This is one of my most trusted masks. I reach for it whenever I get a spot, and I want to get rid of it in a short time. It’s enough to put it for 10-15 minutes (the package says 10) and the next day blemishes are less visible. I would lie, if I said that it makes them go away after one use, no it doesn’t. In my experience, it rarely happens that a big inflamed spot disappears overnight; it usually takes a couple of days. This mask works great for whiteheads and with consistent use it can certainly make your skin clearer. I didn’t see changes in blackheads on my nose or sebaceous filaments, but I guess nothing will budge them. Aside from the sulphur, I like the mask for its nourishing components such as sunflower oil, shea butter, and colloidal oatmeal which is used in products to relieve eczema symptoms. I wouldn’t leave the mask for too long, as all sulphur containing products, it can be drying.
The mask is also relatively pleasant to use. Besides the smell, if you are not used to it. It doesn’t turn into stone as a regular clay mask does. I would recommend to wash it off with a flannel; it’s just easier and if you prefer splashing than simply do it afterwards.

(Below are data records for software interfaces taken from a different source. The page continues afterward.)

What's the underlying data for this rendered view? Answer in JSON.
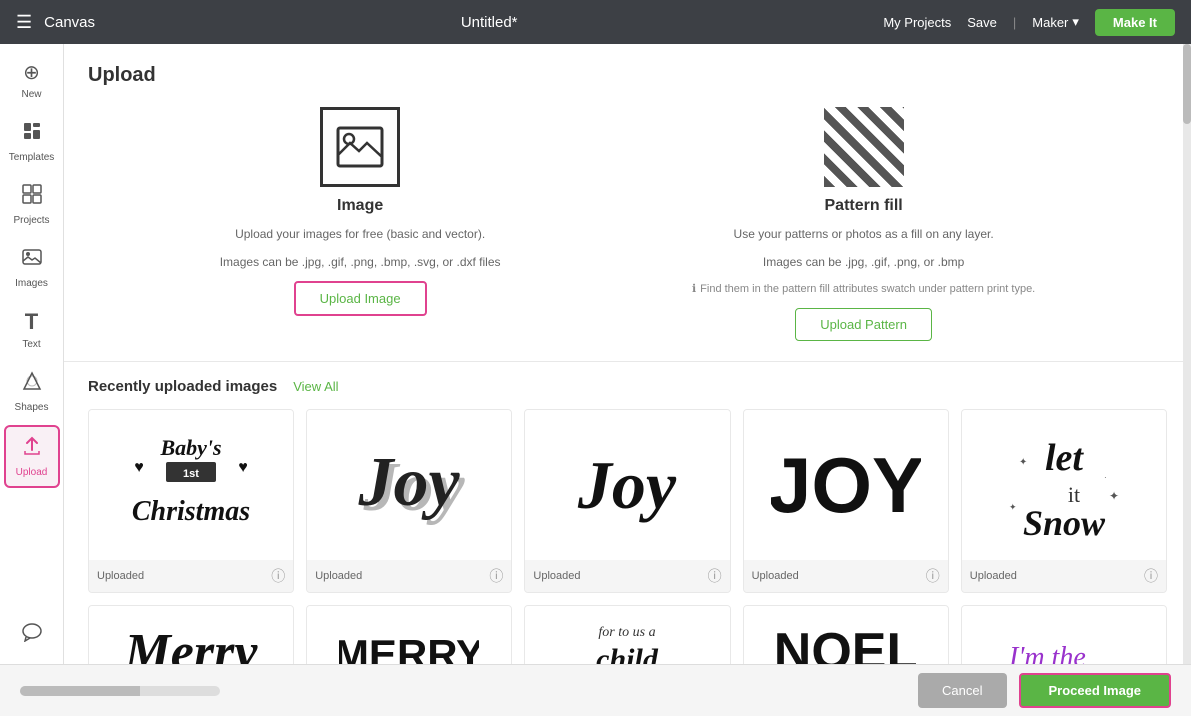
{
  "topbar": {
    "app_name": "Canvas",
    "title": "Untitled*",
    "my_projects": "My Projects",
    "save": "Save",
    "divider": "|",
    "maker": "Maker",
    "make_it": "Make It"
  },
  "sidebar": {
    "items": [
      {
        "id": "new",
        "label": "New",
        "icon": "⊕"
      },
      {
        "id": "templates",
        "label": "Templates",
        "icon": "👕"
      },
      {
        "id": "projects",
        "label": "Projects",
        "icon": "▦"
      },
      {
        "id": "images",
        "label": "Images",
        "icon": "🖼"
      },
      {
        "id": "text",
        "label": "Text",
        "icon": "T"
      },
      {
        "id": "shapes",
        "label": "Shapes",
        "icon": "✦"
      },
      {
        "id": "upload",
        "label": "Upload",
        "icon": "⬆"
      }
    ],
    "chat_icon": "💬"
  },
  "upload_panel": {
    "title": "Upload",
    "image_option": {
      "title": "Image",
      "desc1": "Upload your images for free (basic and vector).",
      "desc2": "Images can be .jpg, .gif, .png, .bmp, .svg, or .dxf files",
      "button_label": "Upload Image"
    },
    "pattern_option": {
      "title": "Pattern fill",
      "desc1": "Use your patterns or photos as a fill on any layer.",
      "desc2": "Images can be .jpg, .gif, .png, or .bmp",
      "info": "Find them in the pattern fill attributes swatch under pattern print type.",
      "button_label": "Upload Pattern"
    }
  },
  "recently_uploaded": {
    "title": "Recently uploaded images",
    "view_all": "View All",
    "images": [
      {
        "id": 1,
        "label": "Uploaded",
        "alt": "Baby's 1st Christmas"
      },
      {
        "id": 2,
        "label": "Uploaded",
        "alt": "Joy script shadow"
      },
      {
        "id": 3,
        "label": "Uploaded",
        "alt": "Joy script"
      },
      {
        "id": 4,
        "label": "Uploaded",
        "alt": "JOY bold"
      },
      {
        "id": 5,
        "label": "Uploaded",
        "alt": "Let it Snow"
      }
    ],
    "second_row": [
      {
        "id": 6,
        "label": "",
        "alt": "Merry"
      },
      {
        "id": 7,
        "label": "",
        "alt": "MERRY bold"
      },
      {
        "id": 8,
        "label": "",
        "alt": "for to us a child"
      },
      {
        "id": 9,
        "label": "",
        "alt": "NOEL"
      },
      {
        "id": 10,
        "label": "",
        "alt": "I'm the"
      }
    ]
  },
  "footer": {
    "cancel_label": "Cancel",
    "proceed_label": "Proceed Image"
  }
}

The mask is excellent for everybody; even for people prone to sensitivities, who want to step up their anti-acne routine. I would say that it is a much gentler option for combating blemishes than many other acne treatments, like creams with benzoyl peroxide. With consistent use, it can bring great results.
The mask costs about US$14 and is available from iherb.com[aff].
While you’re here, I want to ask all of you a favour. I am petitioning for a ban on sunbeds in the EU; the Petitions Committee approved my petition last Friday, and it’s now available to supporters. I would love it if you could support my petition on the EU’s petitions website – here. Unfortunately, you have to register on the EU’s petitions website – I know it’s a dealbreaker for many people, so it’s ok if you don’t want to. Also, you don’t have to be an EU citizen/resident to register. If you have any questions regarding my petition or the registration process, please do not hesitate to ask; you can contact me via email, Instagram, and Weibo. I really appreciate any help you can provide.